Eye For Film >> Movies >> The Breed (2006) Film Review
Reviewed by: Angus Wolfe Murray
Monster movies won’t rattle your cage without heavy duty CGI scariness. Attack dogs, as they call those big, growly things that patrol the perimeter fence of incredibly important installations/mansions/warehouses, are as intimidating in Godzilla terms as a policeman with a notebook, which is not the way it is in real life since these creatures are trained to tear your arms off.
The Breed is The Descent on an island (10,000 leagues less thrilling). A group of friends plan a weekend break in the house where they used to spend holidays as kids, or rather brothers John (Oliver Hudson) and Matt (Eric Lively) did, and now that Uncle What’isface has died and the place is empty, they move in for serious margarita sessions and fun fun fun.
It is so been there, you wait in vain for an original twist. Instead, you get Alsatians. The island may be deserted, but these bow wows are well fed. Perhaps, there’s an 18-30 resort on the other side of the forest where they pick off juicy teen nibbles.

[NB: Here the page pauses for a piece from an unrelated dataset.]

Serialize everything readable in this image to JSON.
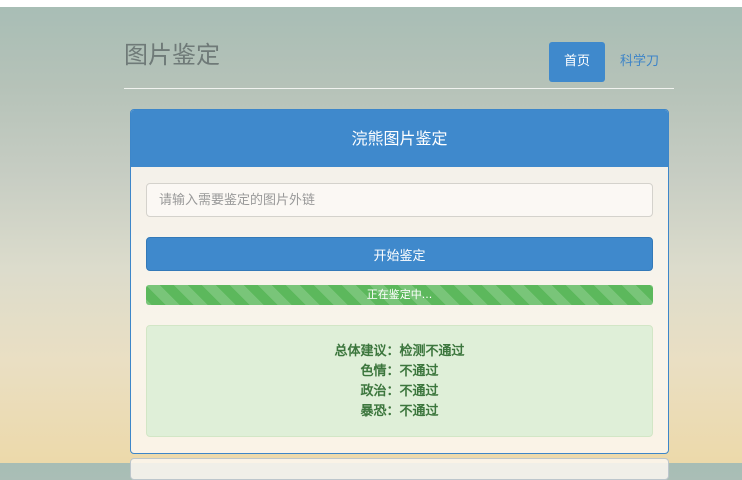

There used to be a laboratory in the woods where attack dogs were experimented on, but it was mysteriously closed down and not all the animals were destroyed. Those that escaped multiplied and are now hunting anything with flesh warmer than carrion.
The whose-going-to-be-next-in-the-doggy-bag scenario is yesterday’s news. Every slasher flick that opened a vein on campus knows the score. The question is, do you care? Are the characters strong enough? Is the dialogue witless, or witmore?
The brothers have a sibling rivalry going on that is not without interest. Nicki (Michelle Rodriguez) and Matt are a unit, which makes sense; she is tomboyish and brave, he is tall, lean and laconic. John has issues about being a loser and, naturally, behaves like a prat. Sara (Taryn Manning) is more of a party chick, all blonde and bouncy, although deep down is insecure and needy – hey, who isn’t? As for Noah (Hill Harper from CSI:NY), he has a problem justifying his ubercampness in this red blooded atmosphere. He must have been invited for his big smile and willingness to go down into the cellar to change the light fuse.
The film is not badly made and some performances – Rodriguez and Lively, especially – are memorable. The dogs try hard to look menacing, but mostly appear as cuddlesome as the killer whale in Free Willy.
WARNING: the last shot in the final scene is a screenwriter’s nightmare. How do you end with a bang? Answer: fake it!Reviewed on: 25 Apr 2007